Yesterday a 9% tumble in China’s stock market spread across the world causing the Dow to fall by 3.3% and many emerging markets to decline by even more. It is difficult to determine exactly what triggered the Chinese market sell off, but there were rumors circulating that the government will be introducing a capital gains tax.
Now its important to keep in mind that Chinese stocks have tripled since 2005. When stocks appreciate by so much in such a short time investors are looking hard to find an excuse to book profits. The rumor of a capital gains tax may have provided them with just that.
Whenever a large market such as China experiences some sort of chaos, it is reasonable to expect nervousness to spread around the world.
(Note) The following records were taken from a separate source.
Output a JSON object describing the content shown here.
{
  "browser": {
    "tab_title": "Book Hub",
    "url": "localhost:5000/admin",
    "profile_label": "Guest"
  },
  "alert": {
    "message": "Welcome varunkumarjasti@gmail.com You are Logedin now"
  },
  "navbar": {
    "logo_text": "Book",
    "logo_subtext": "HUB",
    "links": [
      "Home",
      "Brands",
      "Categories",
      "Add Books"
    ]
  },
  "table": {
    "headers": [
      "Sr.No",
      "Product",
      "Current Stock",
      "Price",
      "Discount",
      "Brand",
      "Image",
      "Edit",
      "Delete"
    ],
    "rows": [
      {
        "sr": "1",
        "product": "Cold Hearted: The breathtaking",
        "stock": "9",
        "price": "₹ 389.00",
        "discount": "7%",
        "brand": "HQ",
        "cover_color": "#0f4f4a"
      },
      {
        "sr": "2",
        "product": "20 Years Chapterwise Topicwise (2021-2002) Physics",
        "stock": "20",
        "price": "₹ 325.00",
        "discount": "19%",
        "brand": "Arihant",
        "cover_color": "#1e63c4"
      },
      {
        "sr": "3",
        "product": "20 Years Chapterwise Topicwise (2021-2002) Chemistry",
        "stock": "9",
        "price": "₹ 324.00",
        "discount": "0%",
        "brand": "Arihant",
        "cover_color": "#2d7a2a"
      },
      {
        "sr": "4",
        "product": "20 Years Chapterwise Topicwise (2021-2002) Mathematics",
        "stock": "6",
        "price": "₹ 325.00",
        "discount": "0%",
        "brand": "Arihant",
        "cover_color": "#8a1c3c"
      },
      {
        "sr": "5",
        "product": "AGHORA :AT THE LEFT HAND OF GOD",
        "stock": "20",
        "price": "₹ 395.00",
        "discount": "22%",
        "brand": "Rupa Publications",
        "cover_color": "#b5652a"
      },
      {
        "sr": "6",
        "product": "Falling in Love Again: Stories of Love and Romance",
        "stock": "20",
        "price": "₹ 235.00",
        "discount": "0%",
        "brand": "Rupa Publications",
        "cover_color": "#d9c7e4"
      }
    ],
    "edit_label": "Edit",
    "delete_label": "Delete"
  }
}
China is an important US trading partner and US stocks fell in sympathy. Many emerging markets dropped because they are dependent on supplying China with commodities and raw materials.
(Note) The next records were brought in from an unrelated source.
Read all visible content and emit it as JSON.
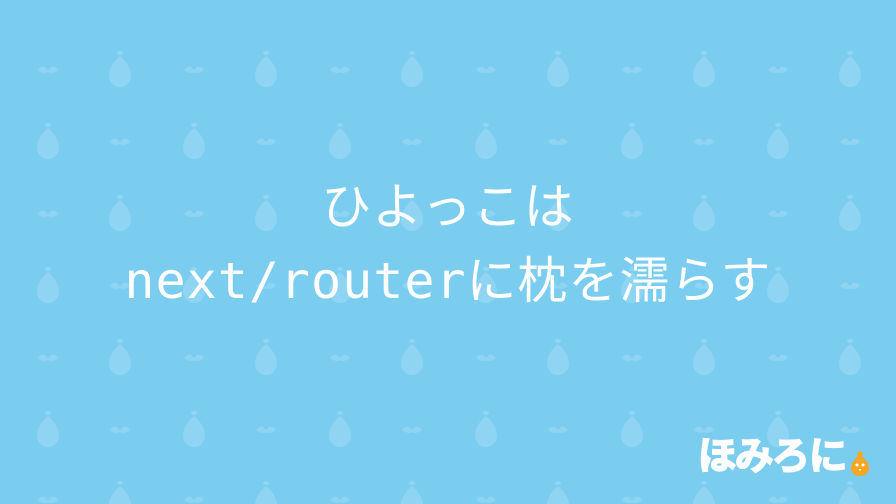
{
  "title": {
    "line1": "ひよっこは",
    "line2": "next/routerに枕を濡らす"
  },
  "logo": {
    "text": "ほみろに"
  },
  "colors": {
    "background": "#7bcdf0",
    "pattern": "#8fd5f3",
    "text": "#ffffff",
    "chick": "#f5a623"
  }
}
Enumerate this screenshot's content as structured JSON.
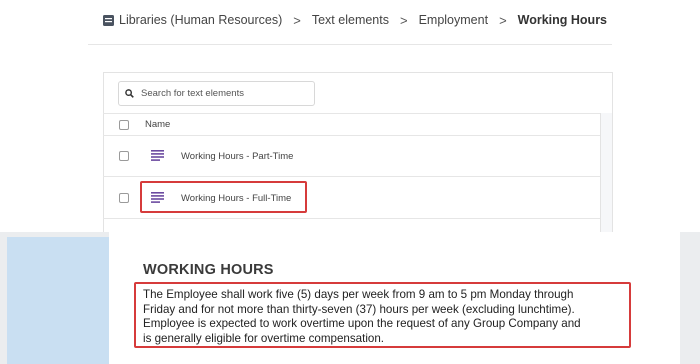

The yen carry trade also played a role in causing the selling to spread beyond China. Yesterday, the yen appreciated by 2.3% amid the panic. This indicates that financial institutions that had borrowed yen to buy Chinese stocks, cut their losses by selling their stocks and buying back yen to close the trade. As the yen appreciated, others who were engaged in the carry trade were also forced to raise liquidity by selling their global stock holdings.
Yesterday, I watched CNBC for the first time in a while just to see if most of the talking heads had changed their rosy outlooks on stocks. Unfortunately, the consensus seems to be that the plunge was simply a correction and not the beginning of a bear market. As a contrarian, I feel comfortable believing that yesterday’s pain is just the tip of the iceberg.